It's time to bring the college admissions process into the modern age, writes Kevin Carey at the Atlantic. He doesn't mean the process by which elite students get into Ivy League schools—he means the real world, where the vast majority of students end up picking a school because it happens to be nearby and cheap, or because of "what their friend's older brother's girlfriend said that one time at the mall." The problem is that far too many students drop out because they pick a poor match.
Solution? Information technology. Let's do for college admissions what Match.com and eHarmony have done for relationships. It "would be a boon for bewildered students and parents trying to make heads and tails" of the process, writes Carey, especially first-generation kids. "Students who used to default to the local community college might be willing to drive an extra 20 minutes to a competitor if they know the education they receive will be much better." It can't be superficial change, though.
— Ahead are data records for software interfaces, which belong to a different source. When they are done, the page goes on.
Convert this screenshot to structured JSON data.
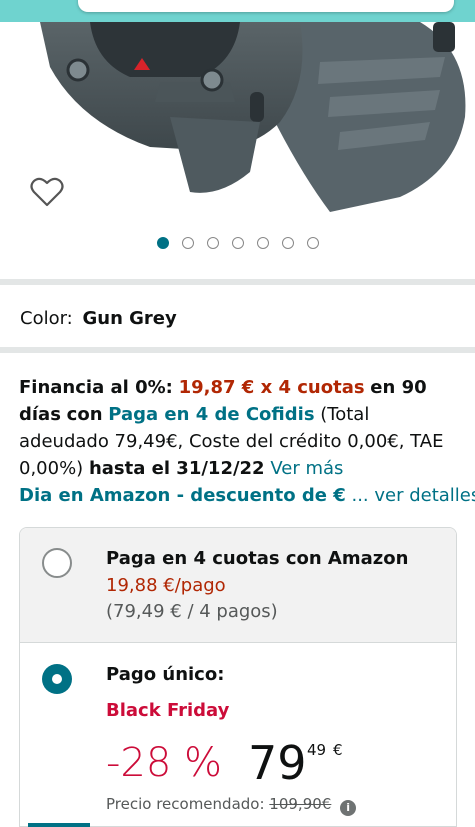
{
  "product": {
    "image_alt": "Gun Grey smartwatch",
    "carousel": {
      "count": 7,
      "active_index": 0
    }
  },
  "color": {
    "label": "Color:",
    "value": "Gun Grey"
  },
  "financing": {
    "lead": "Financia al 0%:",
    "amount": "19,87 € x 4 cuotas",
    "days": "en 90 días",
    "con": "con",
    "provider": "Paga en 4 de Cofidis",
    "terms": "(Total adeudado 79,49€, Coste del crédito 0,00€, TAE 0,00%)",
    "until": "hasta el 31/12/22",
    "more_link": "Ver más"
  },
  "deal": {
    "text": "Dia en Amazon - descuento de €",
    "details_link": "... ver detalles"
  },
  "options": {
    "installments": {
      "title": "Paga en 4 cuotas con Amazon",
      "price": "19,88 €/pago",
      "sub": "(79,49 € / 4 pagos)"
    },
    "single": {
      "title": "Pago único:",
      "badge": "Black Friday",
      "discount": "-28 %",
      "price_whole": "79",
      "price_fraction": "49",
      "currency": "€",
      "recommended_label": "Precio recomendado:",
      "recommended_price": "109,90€"
    }
  },
  "colors": {
    "accent": "#007185",
    "price_red": "#b12704",
    "deal_red": "#cc0c39",
    "header": "#6fd3cf"
  }
}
Carey calls for a fundamental rethinking of the entire admission process to take advantage of the technology now available. Click for the full column. (Read more college admissions stories.)